Termination of a contract – what if your employee is only part-time?
We use a self-contained cleaner that comes in three to four hours on a Friday during office hours. This is no longer suitable and we have an alternative company ready to deal with it. What, if anything, do we need to consider before we end the existing cleaning services?
Employment status: Your question raises a number of questions. The first is whether the cleaner is actually self-employed (working under a “service contract”) or actually your employee (under a “work contract”).
There is no detailed definition of who a worker is who has been included in the legislation, and even if the employer pays PAYE and NI, they may still be able to prove that they were not employed, but this is more common in the construction industry. In various cases, some guidelines for determining employment status have been established over the years. The factors that have emerged from these cases are summarized below and are based on whether the person is in the business for his own account, which requires a determination of who controls the work done, particularly with regard to the right to delegate, send a replacement or hire staff to help; whether the work must be carried out within the strict deadlines set by the client; Who provides the tools for the job? What control is exercised over how the work is done and whether a job offer can be turned down? The higher the level of control, the more likely it is that an employment relationship exists. This is a crucial question, yet very difficult to answer. A good tip is that a person providing cleaning services on business premises under a service contract is usually expected to have a health and safety policy, insurance to cover accidents, etc.
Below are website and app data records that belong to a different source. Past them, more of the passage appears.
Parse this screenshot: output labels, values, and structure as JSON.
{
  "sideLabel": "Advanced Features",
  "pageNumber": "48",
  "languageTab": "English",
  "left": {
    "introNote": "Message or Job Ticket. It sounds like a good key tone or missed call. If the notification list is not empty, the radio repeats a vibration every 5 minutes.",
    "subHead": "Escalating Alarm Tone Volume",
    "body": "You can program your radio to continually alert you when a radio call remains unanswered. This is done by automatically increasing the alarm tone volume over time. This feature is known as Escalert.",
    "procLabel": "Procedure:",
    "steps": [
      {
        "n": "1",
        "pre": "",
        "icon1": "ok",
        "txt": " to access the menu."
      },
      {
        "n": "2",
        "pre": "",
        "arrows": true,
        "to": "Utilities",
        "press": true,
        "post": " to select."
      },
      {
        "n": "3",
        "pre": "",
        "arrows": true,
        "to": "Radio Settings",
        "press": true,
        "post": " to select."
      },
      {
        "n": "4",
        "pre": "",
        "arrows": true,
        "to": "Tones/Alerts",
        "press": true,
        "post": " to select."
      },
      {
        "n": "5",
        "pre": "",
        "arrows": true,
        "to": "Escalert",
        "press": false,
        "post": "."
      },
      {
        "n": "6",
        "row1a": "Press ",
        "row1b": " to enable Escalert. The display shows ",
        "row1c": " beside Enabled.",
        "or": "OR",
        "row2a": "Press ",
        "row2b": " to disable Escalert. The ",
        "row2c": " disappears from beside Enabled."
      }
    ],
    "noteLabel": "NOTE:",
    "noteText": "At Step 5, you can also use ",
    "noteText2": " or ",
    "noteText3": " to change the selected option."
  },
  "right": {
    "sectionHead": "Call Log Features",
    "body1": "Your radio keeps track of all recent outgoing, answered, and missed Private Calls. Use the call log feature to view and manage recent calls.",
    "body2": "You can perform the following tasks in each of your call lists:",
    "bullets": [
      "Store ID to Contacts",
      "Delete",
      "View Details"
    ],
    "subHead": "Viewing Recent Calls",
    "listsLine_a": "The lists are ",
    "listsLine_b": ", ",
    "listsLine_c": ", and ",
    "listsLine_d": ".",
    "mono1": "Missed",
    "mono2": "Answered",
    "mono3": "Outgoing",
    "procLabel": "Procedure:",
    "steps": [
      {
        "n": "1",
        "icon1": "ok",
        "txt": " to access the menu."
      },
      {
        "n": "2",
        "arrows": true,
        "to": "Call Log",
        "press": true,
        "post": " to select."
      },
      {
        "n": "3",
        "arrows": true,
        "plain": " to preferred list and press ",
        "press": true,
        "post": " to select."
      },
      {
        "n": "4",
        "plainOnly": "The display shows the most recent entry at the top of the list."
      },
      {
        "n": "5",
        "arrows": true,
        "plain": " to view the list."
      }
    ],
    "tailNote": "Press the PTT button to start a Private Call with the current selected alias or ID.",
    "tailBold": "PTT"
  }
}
Termination of the contract: If the cleaner is really self-employed, the service contract must be terminated and another supplier selected. It depends on the type of agreement whether there is a contractual obligation to compensate the cleaner.
If your existing cleaner is actually an employee, the TUPE terms may apply due to the rules for changes in service delivery. You can start reading previous TUPE answers here – The Rules of Redundancy. The question of terminating the existing cleaning contract will then be answered by the new cleaning company. The general rules for firing, while likely not relevant to your situation, are that the firing must fall into one of five potentially fair grounds: conduct, ability, legality, firing, or what is called the catch all. “Another major reason”.
Peter Done is the managing director and founder of the Peninsula personnel consultancy
Keep an eye on TUPE as a small company